(Entries from a dataset of interfaces)
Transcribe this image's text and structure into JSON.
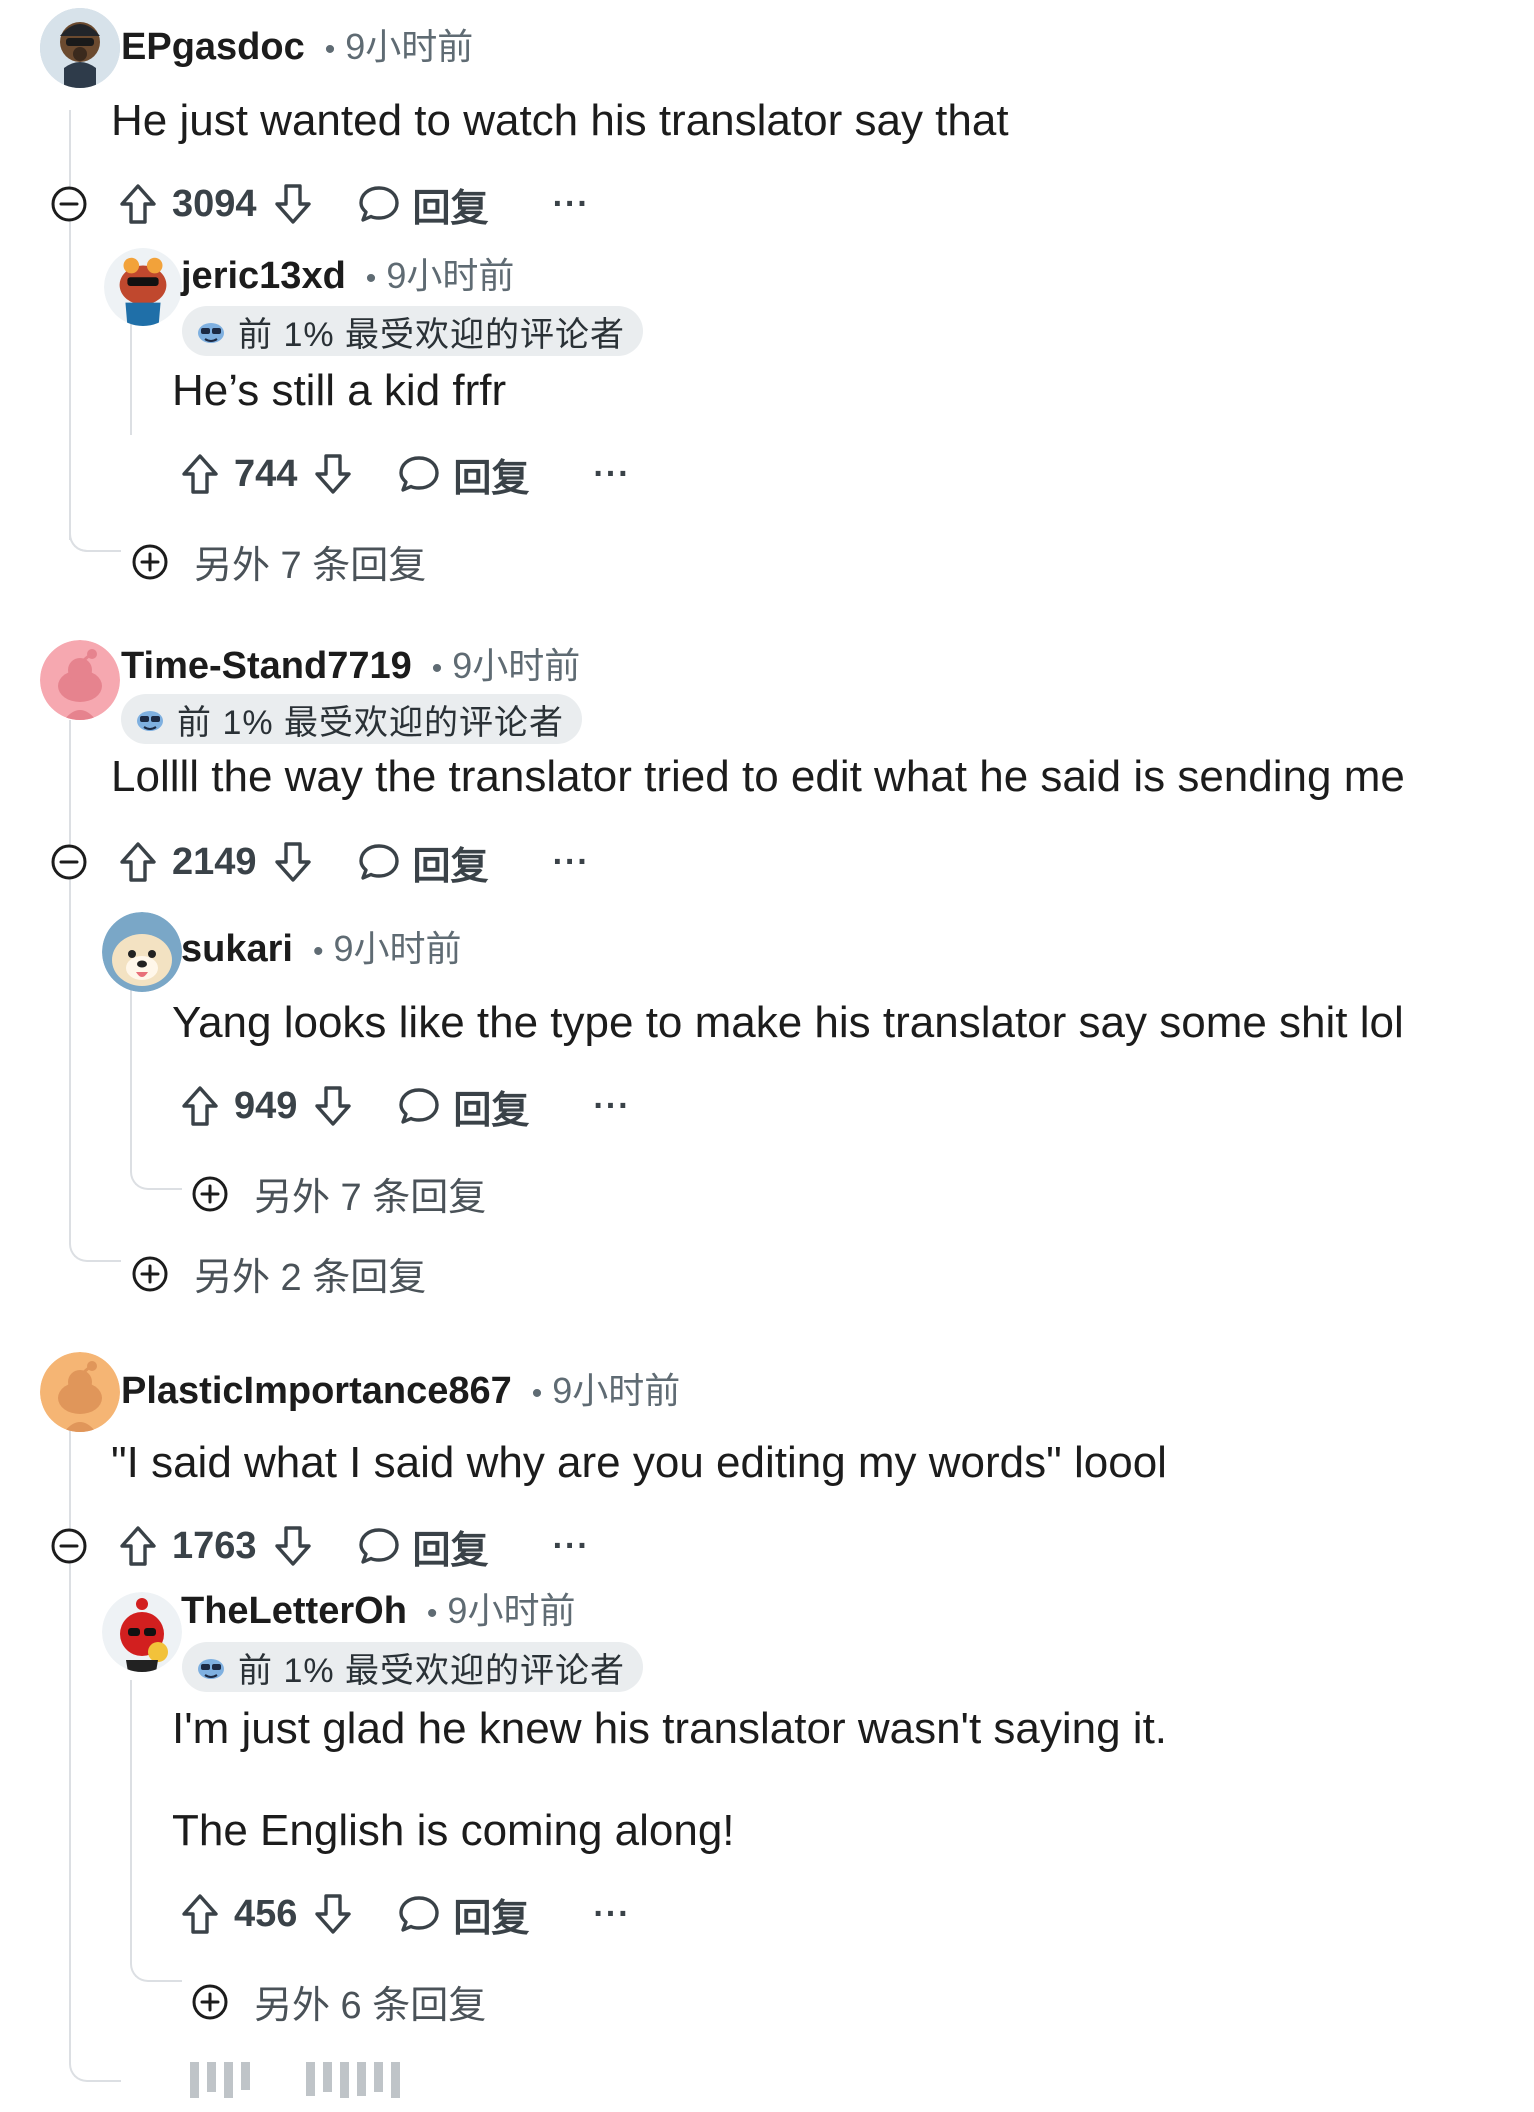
{
  "comments": [
    {
      "username": "EPgasdoc",
      "time": "9小时前",
      "body": "He just wanted to watch his translator say that",
      "votes": "3094",
      "reply_label": "回复",
      "more_label": "···",
      "replies": [
        {
          "username": "jeric13xd",
          "time": "9小时前",
          "flair": "前 1% 最受欢迎的评论者",
          "body": "He’s still a kid frfr",
          "votes": "744",
          "reply_label": "回复",
          "more_label": "···",
          "more_replies": "另外 7 条回复"
        }
      ]
    },
    {
      "username": "Time-Stand7719",
      "time": "9小时前",
      "flair": "前 1% 最受欢迎的评论者",
      "body": "Lollll the way the translator tried to edit what he said is sending me",
      "votes": "2149",
      "reply_label": "回复",
      "more_label": "···",
      "more_replies": "另外 2 条回复",
      "replies": [
        {
          "username": "sukari",
          "time": "9小时前",
          "body": "Yang looks like the type to make his translator say some shit lol",
          "votes": "949",
          "reply_label": "回复",
          "more_label": "···",
          "more_replies": "另外 7 条回复"
        }
      ]
    },
    {
      "username": "PlasticImportance867",
      "time": "9小时前",
      "body": "\"I said what I said why are you editing my words\" loool",
      "votes": "1763",
      "reply_label": "回复",
      "more_label": "···",
      "replies": [
        {
          "username": "TheLetterOh",
          "time": "9小时前",
          "flair": "前 1% 最受欢迎的评论者",
          "body_lines": [
            "I'm just glad he knew his translator wasn't saying it.",
            "The English is coming along!"
          ],
          "votes": "456",
          "reply_label": "回复",
          "more_label": "···",
          "more_replies": "另外 6 条回复"
        }
      ]
    }
  ],
  "icons": {
    "upvote": "arrow-up-outline-icon",
    "downvote": "arrow-down-outline-icon",
    "reply": "speech-bubble-icon",
    "collapse": "circle-minus-icon",
    "expand": "circle-plus-icon",
    "flair": "sunglasses-snoo-icon"
  },
  "colors": {
    "text": "#1c1c1c",
    "meta": "#5f6b73",
    "thread_line": "#dcdfe3",
    "flair_bg": "#eaedef"
  }
}
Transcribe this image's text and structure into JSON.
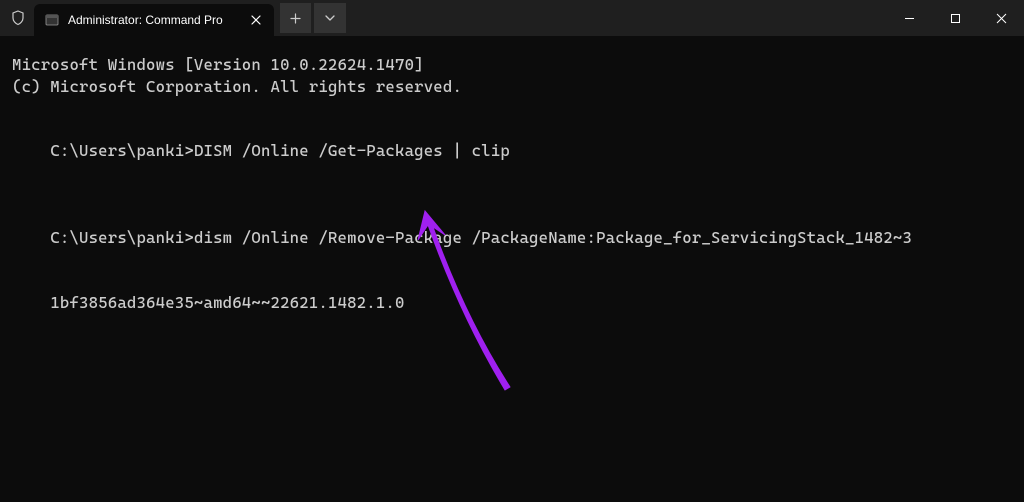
{
  "tab": {
    "title": "Administrator: Command Pro"
  },
  "terminal": {
    "line1": "Microsoft Windows [Version 10.0.22624.1470]",
    "line2": "(c) Microsoft Corporation. All rights reserved.",
    "prompt1": "C:\\Users\\panki>",
    "command1": "DISM /Online /Get-Packages | clip",
    "prompt2": "C:\\Users\\panki>",
    "command2_part1": "dism /Online /Remove-Package /PackageName:Package_for_ServicingStack_1482~3",
    "command2_part2": "1bf3856ad364e35~amd64~~22621.1482.1.0"
  }
}
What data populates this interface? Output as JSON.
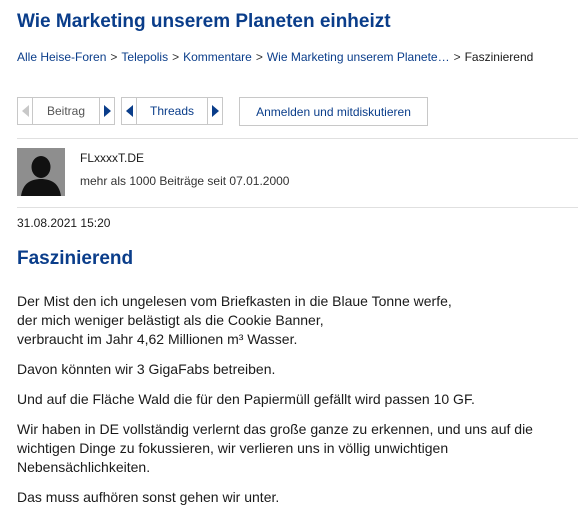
{
  "page_title": "Wie Marketing unserem Planeten einheizt",
  "breadcrumb": {
    "items": [
      "Alle Heise-Foren",
      "Telepolis",
      "Kommentare",
      "Wie Marketing unserem Planete…"
    ],
    "separator": ">",
    "current": "Faszinierend"
  },
  "nav": {
    "post_label": "Beitrag",
    "threads_label": "Threads",
    "login_label": "Anmelden und mitdiskutieren"
  },
  "author": {
    "name": "FLxxxxT.DE",
    "stats": "mehr als 1000 Beiträge seit 07.01.2000"
  },
  "post": {
    "date": "31.08.2021 15:20",
    "title": "Faszinierend",
    "paragraphs": [
      [
        "Der Mist den ich ungelesen vom Briefkasten in die Blaue Tonne werfe,",
        "der mich weniger belästigt als die Cookie Banner,",
        "verbraucht im Jahr 4,62 Millionen m³ Wasser."
      ],
      [
        "Davon könnten wir 3 GigaFabs betreiben."
      ],
      [
        "Und auf die Fläche Wald die für den Papiermüll gefällt wird passen 10 GF."
      ],
      [
        "Wir haben in DE vollständig verlernt das große ganze zu erkennen, und uns auf die",
        "wichtigen Dinge zu fokussieren, wir verlieren uns in völlig unwichtigen",
        "Nebensächlichkeiten."
      ],
      [
        "Das muss aufhören sonst gehen wir unter."
      ]
    ]
  },
  "colors": {
    "accent": "#0a3d8a",
    "border": "#c8c8c8"
  }
}
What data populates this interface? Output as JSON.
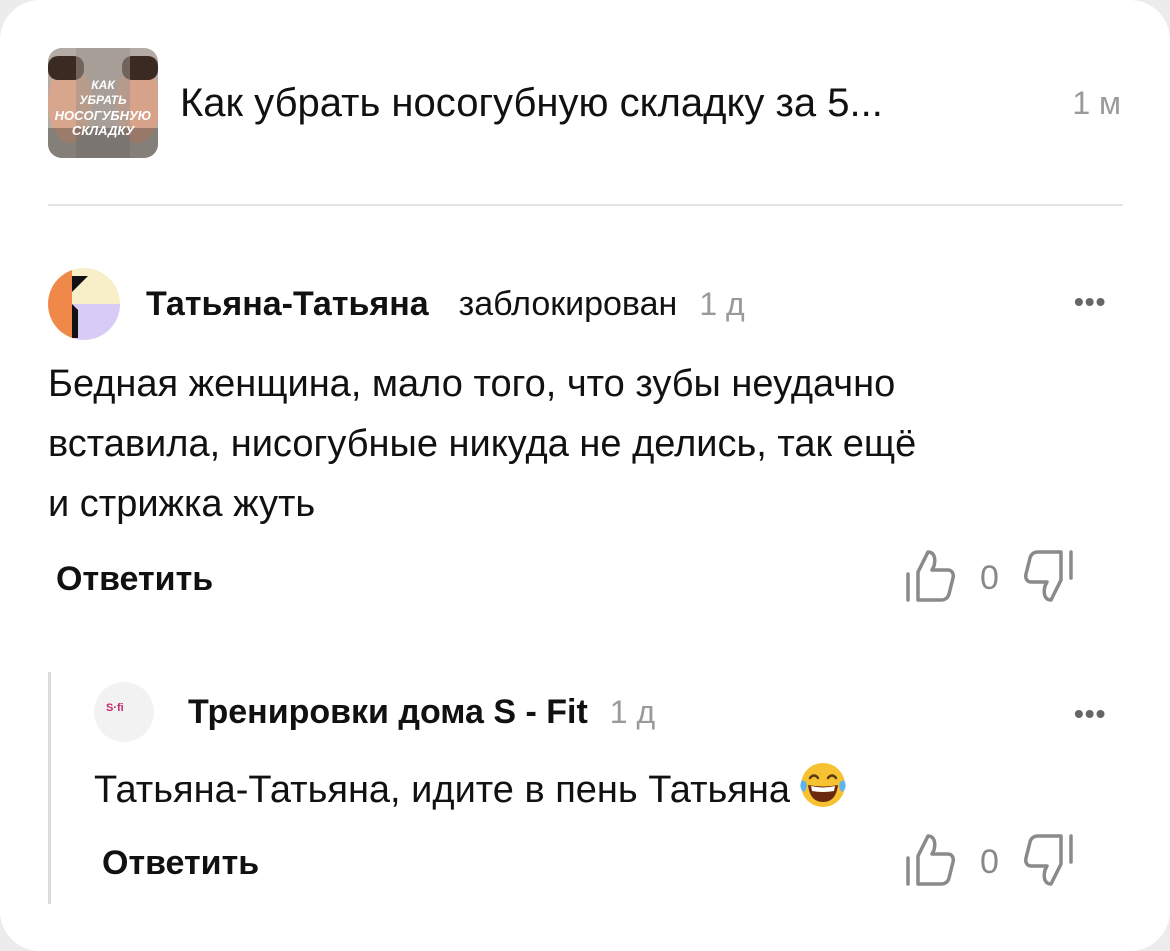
{
  "article": {
    "thumbnail_lines": [
      "КАК",
      "УБРАТЬ",
      "НОСОГУБНУЮ",
      "СКЛАДКУ"
    ],
    "title": "Как убрать носогубную складку за 5...",
    "time": "1 м"
  },
  "comments": [
    {
      "author": "Татьяна-Татьяна",
      "status": "заблокирован",
      "time": "1 д",
      "more_label": "•••",
      "lines": [
        "Бедная женщина, мало того, что зубы неудачно",
        "вставила, нисогубные никуда не делись, так ещё",
        "и стрижка жуть"
      ],
      "reply_label": "Ответить",
      "votes": "0",
      "icons": {
        "like": "thumbs-up-icon",
        "dislike": "thumbs-down-icon",
        "more": "more-dots-icon"
      }
    },
    {
      "author": "Тренировки дома S - Fit",
      "avatar_text": "S·fi",
      "time": "1 д",
      "more_label": "•••",
      "text": "Татьяна-Татьяна, идите в пень Татьяна",
      "emoji": "laughing-tears-emoji",
      "reply_label": "Ответить",
      "votes": "0",
      "icons": {
        "like": "thumbs-up-icon",
        "dislike": "thumbs-down-icon",
        "more": "more-dots-icon"
      }
    }
  ],
  "colors": {
    "avatar_orange": "#f0884a",
    "avatar_cream": "#f8eec8",
    "avatar_lilac": "#d8ccf6",
    "meta_gray": "#9a9a9a"
  }
}
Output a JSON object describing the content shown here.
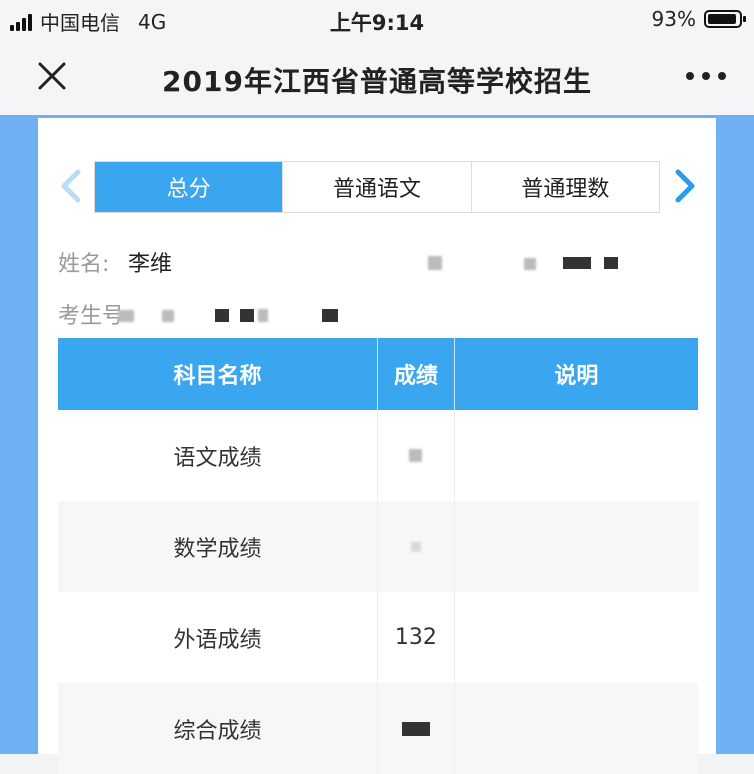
{
  "status_bar": {
    "carrier": "中国电信",
    "network": "4G",
    "time": "上午9:14",
    "battery": "93%",
    "battery_level": 0.93
  },
  "navbar": {
    "title": "2019年江西省普通高等学校招生",
    "close_icon": "close-icon",
    "more_icon": "more-icon"
  },
  "tabs": [
    "总分",
    "普通语文",
    "普通理数"
  ],
  "candidate": {
    "name_label": "姓名:",
    "name_value": "李维",
    "id_label": "考生号"
  },
  "table": {
    "headers": [
      "科目名称",
      "成绩",
      "说明"
    ],
    "rows": [
      {
        "subject": "语文成绩",
        "score": "",
        "note": ""
      },
      {
        "subject": "数学成绩",
        "score": "",
        "note": ""
      },
      {
        "subject": "外语成绩",
        "score": "132",
        "note": ""
      },
      {
        "subject": "综合成绩",
        "score": "",
        "note": ""
      }
    ]
  },
  "colors": {
    "accent": "#3aa6f0",
    "page_background": "#6fb0f2"
  }
}
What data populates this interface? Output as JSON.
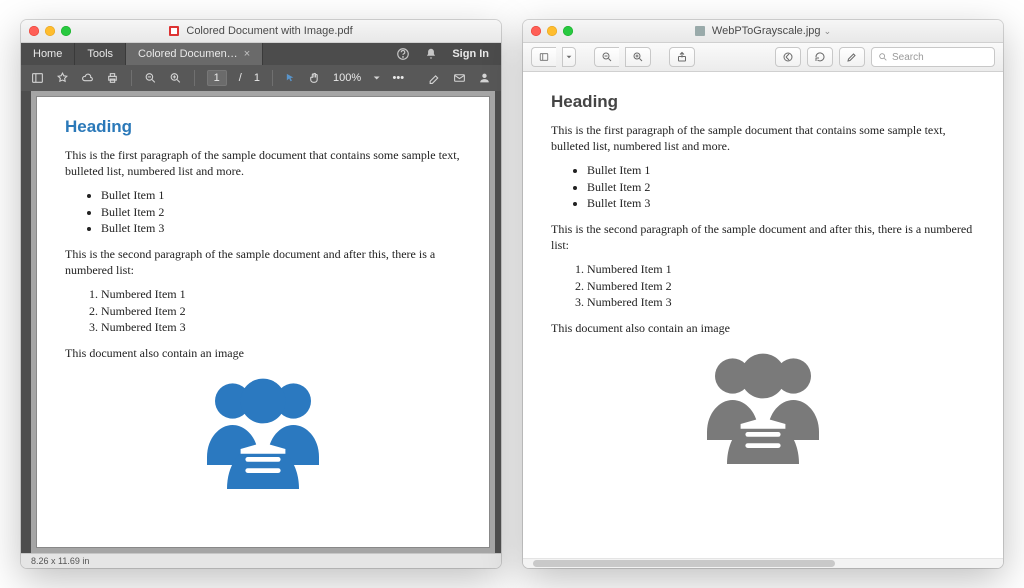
{
  "acrobat": {
    "window_title": "Colored Document with Image.pdf",
    "tabs": {
      "home": "Home",
      "tools": "Tools",
      "doc_label": "Colored Documen…",
      "doc_close": "×"
    },
    "topright": {
      "signin": "Sign In"
    },
    "toolbar": {
      "page_current": "1",
      "page_sep": "/",
      "page_total": "1",
      "zoom": "100%",
      "more": "•••"
    },
    "status": "8.26 x 11.69 in",
    "doc": {
      "heading": "Heading",
      "p1": "This is the first paragraph of the sample document that contains some sample text, bulleted list, numbered list and more.",
      "bullets": [
        "Bullet Item 1",
        "Bullet Item 2",
        "Bullet Item 3"
      ],
      "p2": "This is the second paragraph of the sample document and after this, there is a numbered list:",
      "numbered": [
        "Numbered Item 1",
        "Numbered Item 2",
        "Numbered Item 3"
      ],
      "p3": "This document also contain an image",
      "image_color": "#2b79c0"
    }
  },
  "preview": {
    "window_title": "WebPToGrayscale.jpg",
    "title_chevron": "⌄",
    "search_placeholder": "Search",
    "doc": {
      "heading": "Heading",
      "p1": "This is the first paragraph of the sample document that contains some sample text, bulleted list, numbered list and more.",
      "bullets": [
        "Bullet Item 1",
        "Bullet Item 2",
        "Bullet Item 3"
      ],
      "p2": "This is the second paragraph of the sample document and after this, there is a numbered list:",
      "numbered": [
        "Numbered Item 1",
        "Numbered Item 2",
        "Numbered Item 3"
      ],
      "p3": "This document also contain an image",
      "image_color": "#7a7a7a"
    }
  }
}
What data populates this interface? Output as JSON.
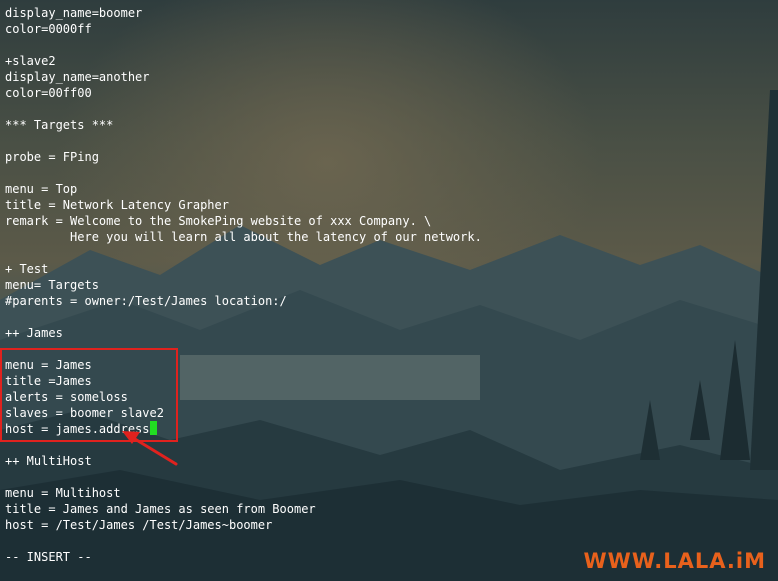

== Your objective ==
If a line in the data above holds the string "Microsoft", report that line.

== Task result ==
    "line1": "Microsoft Windows [Version 10.0.22624.1470]",
    "line2": "(c) Microsoft Corporation. All rights reserved.",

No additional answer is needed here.